In the current sermon series at Oakwood, Anderson is leading his congregation on a weekly study of the book of Acts.  The sermon series is titled, To the Ends of the Earth.  The title is based on what Jesus said just before he returned to heaven as recorded for us in Acts 1:8.  But you will receive power when the Holy Spirit has come upon you, and you will be my witnesses in Jerusalem and in all Judea and Samaria, and to the end of the earth.

In Minnesota we think of Siberia as the end of the earth.  In Siberia they think of America as the end of the earth.

Russia is the largest country in the world.  It has nine time zones.  Siberia is 3,000 miles east of Moscow and it takes seven hours to get there in a commercial airliner.  Siberian time is 16 hours ahead of Waconia.  Anderson was gone for two weeks and his days and nights were mixed up the entire time plus it took another nine days after he returned home to get readjusted.

When asked how I enjoyed the trip my response is always the same.  How could it not be a great experience?  I was able to spend an entire week in Siberia with some of the greatest people in the county.

Since the people in Siberia do not normally speak English, the class had to be taught in Russian.  The seminary provided Anderson with a translator.  Without her, the class could not exist.  By the sovereignty of God, Ola had moved to Siberia only three months before the class took place.  She was a banker in Siberia and her boss graciously allowed her to take time off so she could help with the class.

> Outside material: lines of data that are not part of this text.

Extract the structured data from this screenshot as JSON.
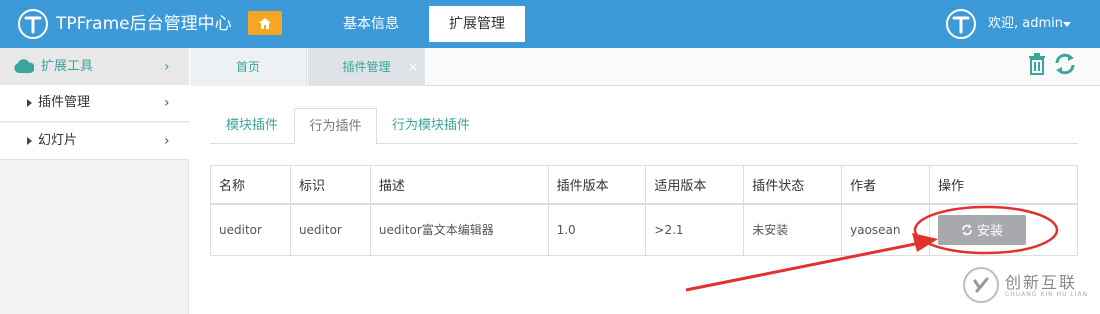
{
  "header": {
    "brand": "TPFrame后台管理中心",
    "nav": [
      "基本信息",
      "扩展管理"
    ],
    "active_nav": "扩展管理",
    "user_greeting": "欢迎, admin",
    "colors": {
      "bar": "#3c9ad8",
      "home_button": "#f5a623",
      "accent": "#3aa59a"
    }
  },
  "sidebar": {
    "group_label": "扩展工具",
    "items": [
      {
        "label": "插件管理"
      },
      {
        "label": "幻灯片"
      }
    ]
  },
  "page_tabs": [
    {
      "label": "首页"
    },
    {
      "label": "插件管理",
      "closable": true
    }
  ],
  "close_glyph": "×",
  "subtabs": [
    "模块插件",
    "行为插件",
    "行为模块插件"
  ],
  "active_subtab": "行为插件",
  "table": {
    "headers": [
      "名称",
      "标识",
      "描述",
      "插件版本",
      "适用版本",
      "插件状态",
      "作者",
      "操作"
    ],
    "rows": [
      [
        "ueditor",
        "ueditor",
        "ueditor富文本编辑器",
        "1.0",
        ">2.1",
        "未安装",
        "yaosean"
      ]
    ],
    "action_label": "安装"
  },
  "watermark": {
    "title": "创新互联",
    "subtitle": "CHUANG XIN HU LIAN"
  },
  "icons": [
    "home-icon",
    "cloud-icon",
    "trash-icon",
    "refresh-icon",
    "chevron-right-icon",
    "caret-down-icon"
  ]
}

A traditional seminary student in America packs up their belongings and moves to a seminary location where they will spend from three to five years studying to become a pastor.  A traditional seminary student in Siberia is already serving as a pastor.  Each pastor will then travel to the seminary location where they will spend two weeks at a time in class before returning to their home and church.  After three or four months they will return to seminary for another two weeks, etc.  The program takes five years to complete.  The seminary students generally study with the same group of pastors through the entire five years however there are other groups of pastors coming to seminary for two weeks at a time as well – just on different sets of weeks.

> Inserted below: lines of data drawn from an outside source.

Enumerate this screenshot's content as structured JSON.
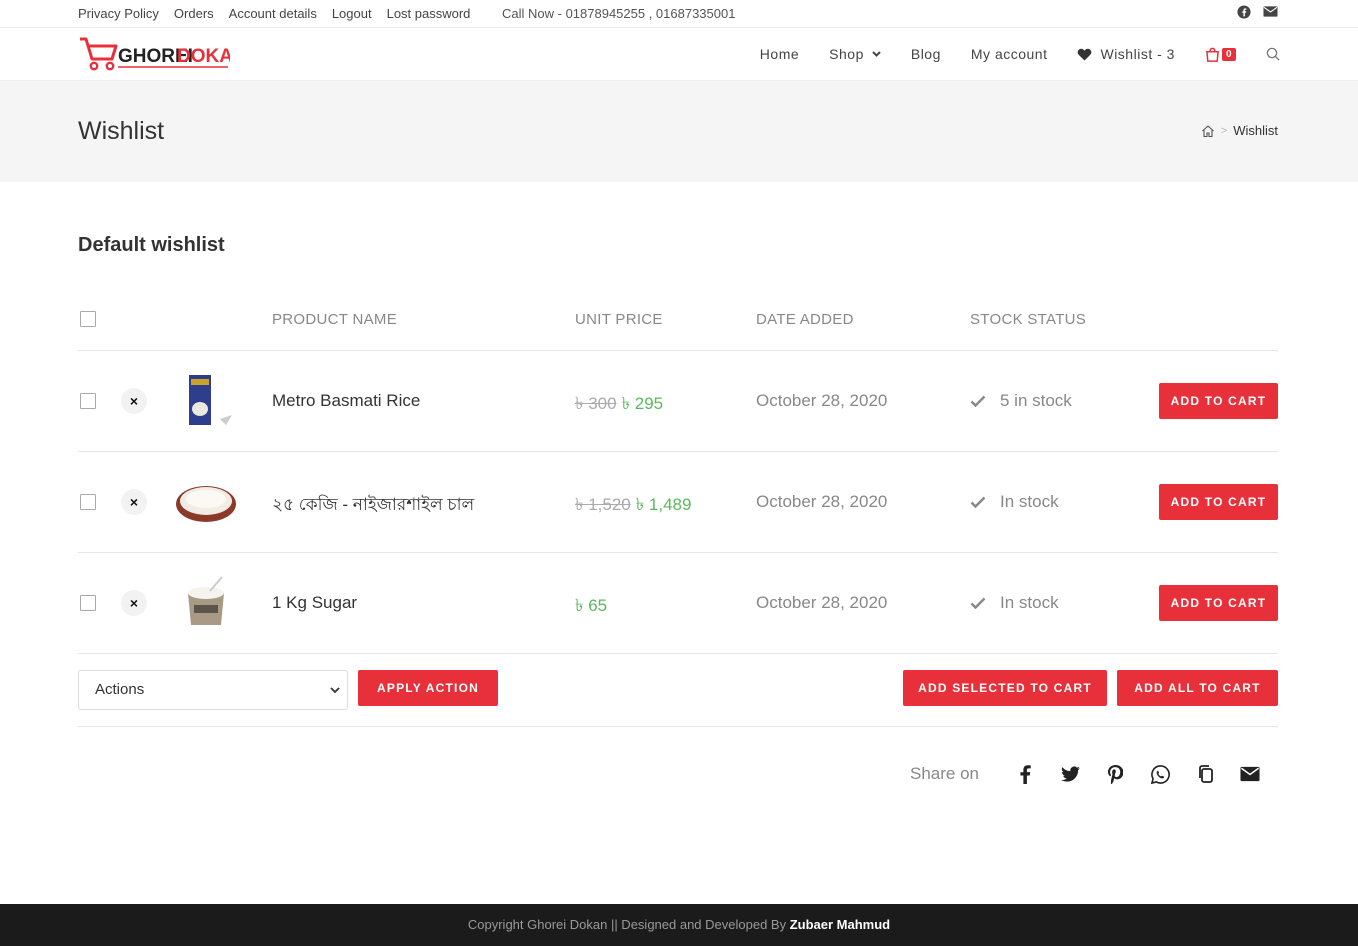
{
  "topbar": {
    "links": [
      "Privacy Policy",
      "Orders",
      "Account details",
      "Logout",
      "Lost password"
    ],
    "call": "Call Now - 01878945255 , 01687335001",
    "social": [
      "facebook-icon",
      "envelope-icon"
    ]
  },
  "header": {
    "logo_text_1": "GHOREI",
    "logo_text_2": "DOKAN",
    "nav": {
      "home": "Home",
      "shop": "Shop",
      "blog": "Blog",
      "account": "My account",
      "wishlist": "Wishlist - 3",
      "cart_count": "0"
    }
  },
  "page": {
    "title": "Wishlist",
    "breadcrumb": "Wishlist"
  },
  "wishlist": {
    "heading": "Default wishlist",
    "columns": {
      "product": "PRODUCT NAME",
      "price": "UNIT PRICE",
      "date": "DATE ADDED",
      "stock": "STOCK STATUS"
    },
    "items": [
      {
        "name": "Metro Basmati Rice",
        "old_price": "৳ 300",
        "price": "৳ 295",
        "date": "October 28, 2020",
        "stock": "5 in stock",
        "button": "ADD TO CART"
      },
      {
        "name": "২৫ কেজি - নাইজারশাইল চাল",
        "old_price": "৳ 1,520",
        "price": "৳ 1,489",
        "date": "October 28, 2020",
        "stock": "In stock",
        "button": "ADD TO CART"
      },
      {
        "name": "1 Kg Sugar",
        "old_price": "",
        "price": "৳ 65",
        "date": "October 28, 2020",
        "stock": "In stock",
        "button": "ADD TO CART"
      }
    ],
    "actions_select": "Actions",
    "apply_action": "APPLY ACTION",
    "add_selected": "ADD SELECTED TO CART",
    "add_all": "ADD ALL TO CART",
    "share_label": "Share on",
    "share_icons": [
      "facebook-icon",
      "twitter-icon",
      "pinterest-icon",
      "whatsapp-icon",
      "copy-icon",
      "email-icon"
    ]
  },
  "footer": {
    "text": "Copyright Ghorei Dokan || Designed and Developed By ",
    "author": "Zubaer Mahmud"
  },
  "colors": {
    "accent": "#e8303a",
    "sale_price": "#5cb85c",
    "footer_bg": "#1b1b1b"
  }
}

Anderson traveled from Minneapolis to Moscow on the first leg of his trip.  He stayed in Moscow for two days before leaving for Siberia.  After spending an entire week in Siberia he then returned to Moscow and participated in activities at the seminary for two days before flying back to Minnesota.  He was grateful to be able to spend one entire morning with the seminary president.  He also attended a faculty meeting, a staff birthday party and a chapel service.  The Seminary professor speaking in chapel that day could read, write and speak 13 different languages.

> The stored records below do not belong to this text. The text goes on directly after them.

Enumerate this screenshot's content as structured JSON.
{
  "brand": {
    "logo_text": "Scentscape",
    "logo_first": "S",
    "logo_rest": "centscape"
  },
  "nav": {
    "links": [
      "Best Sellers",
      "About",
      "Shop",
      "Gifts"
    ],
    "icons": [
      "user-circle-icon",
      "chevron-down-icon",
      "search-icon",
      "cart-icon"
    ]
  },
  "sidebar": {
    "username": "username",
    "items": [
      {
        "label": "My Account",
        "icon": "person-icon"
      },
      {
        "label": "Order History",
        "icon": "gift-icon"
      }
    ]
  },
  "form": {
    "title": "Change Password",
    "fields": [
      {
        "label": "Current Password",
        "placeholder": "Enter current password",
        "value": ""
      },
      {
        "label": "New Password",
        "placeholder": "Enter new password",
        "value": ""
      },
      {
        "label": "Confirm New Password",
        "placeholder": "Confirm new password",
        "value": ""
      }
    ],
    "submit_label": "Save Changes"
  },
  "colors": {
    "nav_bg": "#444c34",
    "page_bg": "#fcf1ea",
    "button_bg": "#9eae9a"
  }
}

While in Moscow Anderson took the Metro to downtown Moscow and visited Red Square, saw Lenin’s Tomb and watched the changing of the guard.  The entire experience in Russia was wonderful.

While he was in Siberia, the conflict broke out between Russia and the Ukraine.  Many people were asking his wife if he was OK.  Even though he was thousands of miles from Ukraine it was definitely a big conversation for the people in Siberia – especially those who had family members living there.  Anderson is grateful for the wonderful Oakwood family who was praying for him and he felt completely safe the entire trip.

Anderson said, “The food was interesting – especially the meals where I did not recognize what I was eating”.

It was a three-leg sixteen hour flight from Moscow to Minneapolis.  As he was flying across the Atlantic eight miles above the ocean, Anderson said it was as smooth and comfortable as sitting in his favorite chair at home.  He actually told myself, “this is so smooth and nice … nothing ever happens to these big jumbo jets.”  Two days later the airliner from Malaysia disappeared.

Anderson considers it to have been a privilege to spend the time with Christians on the other side of the world.  He said he is looking forward to seeing them again when he gets to heaven.  He is grateful to the Oakwood family for allowing him the opportunity to go and grateful to God for His constant care and provision.

Dr. Steve Anderson